California: 40% of tested agricultural pesticides contain PFAS

Widely used insecticides and pesticides in California, US, have been found to contain high levels of per- and polyfluoroalkyl substances (PFAS), according to a study by the Center for Biological Diversity and Public Employees for Environmental Responsibility. These chemicals are contaminating millions of acres of farmland in California's Central Valley, where they are used on crops such as almonds, grapes, peaches, and pistachios.    

PFAS are called "forever chemicals" due to their persistence in the environment, and they have been associated with various health issues including immune system suppression, liver damage, thyroid disease, reduced fertility, high cholesterol, obesity, and cancer.    

Nathan Donley, environmental health science director at the Center for Biological Diversity, said, “I can’t imagine anything that could make these products any more dangerous than they already are, but apparently my imagination isn’t big enough”. “The US Environmental Protection Agency (EPA) has to take control of this situation and remove pesticide products that are contaminated with these extremely dangerous, persistent chemicals", she added.    

The analysis was commissioned by the Center and conducted by an independent, certified lab. Out of seven agricultural pesticides tested, three were found to contain PFAS. No PFAS were detected in concentrations above the detection limit in the two residential pesticide products tested. One insecticide, Malathion 5EC, was discovered to have a concentration of Perfluorooctanoic acid (PFOA) – a type of PFAS – that is 100 000 times over EPA's safety limit for drinking water.    

The study highlights that this is not the first time PFAS have been found in pesticide products. PFAS have been found also in mosquito, flea and tick insecticides.    

EPA believes that fluorinated containers are the main source of PFAS contamination in pesticides. However, two of the PFAS compounds found, PFBS and PFHpS, are not known to come from these containers. This indicates that there may be other sources of PFAS contamination in agricultural products that are currently unknown.            

The scientists warn that despite the EPA emphasizing that there are no safe levels for some of these chemicals, producers are likely still spraying PFAS-contaminated pesticides on food.    
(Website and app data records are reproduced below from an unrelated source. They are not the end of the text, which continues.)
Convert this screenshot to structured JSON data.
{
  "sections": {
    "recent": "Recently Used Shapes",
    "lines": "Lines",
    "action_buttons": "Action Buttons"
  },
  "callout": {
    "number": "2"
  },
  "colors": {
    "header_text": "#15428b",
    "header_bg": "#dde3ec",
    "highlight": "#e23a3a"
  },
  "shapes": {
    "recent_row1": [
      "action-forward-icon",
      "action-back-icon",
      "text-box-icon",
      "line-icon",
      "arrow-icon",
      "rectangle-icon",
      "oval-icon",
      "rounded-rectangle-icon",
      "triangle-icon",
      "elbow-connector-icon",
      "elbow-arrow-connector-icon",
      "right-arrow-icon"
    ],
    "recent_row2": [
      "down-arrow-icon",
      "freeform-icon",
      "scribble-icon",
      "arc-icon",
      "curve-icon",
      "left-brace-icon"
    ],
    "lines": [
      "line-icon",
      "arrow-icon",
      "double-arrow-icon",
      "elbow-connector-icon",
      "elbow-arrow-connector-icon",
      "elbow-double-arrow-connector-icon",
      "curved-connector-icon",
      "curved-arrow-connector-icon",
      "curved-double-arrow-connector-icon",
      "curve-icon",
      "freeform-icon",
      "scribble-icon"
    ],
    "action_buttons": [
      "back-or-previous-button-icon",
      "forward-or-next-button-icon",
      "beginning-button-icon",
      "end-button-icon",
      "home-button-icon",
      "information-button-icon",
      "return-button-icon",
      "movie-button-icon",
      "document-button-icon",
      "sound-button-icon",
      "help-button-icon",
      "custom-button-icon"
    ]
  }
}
The study results were submitted to the EPA and the California Department of Pesticide Regulation with an urgent request to avoid using these products until the contamination can be removed from their supply lines.        



Center for Biological Diversity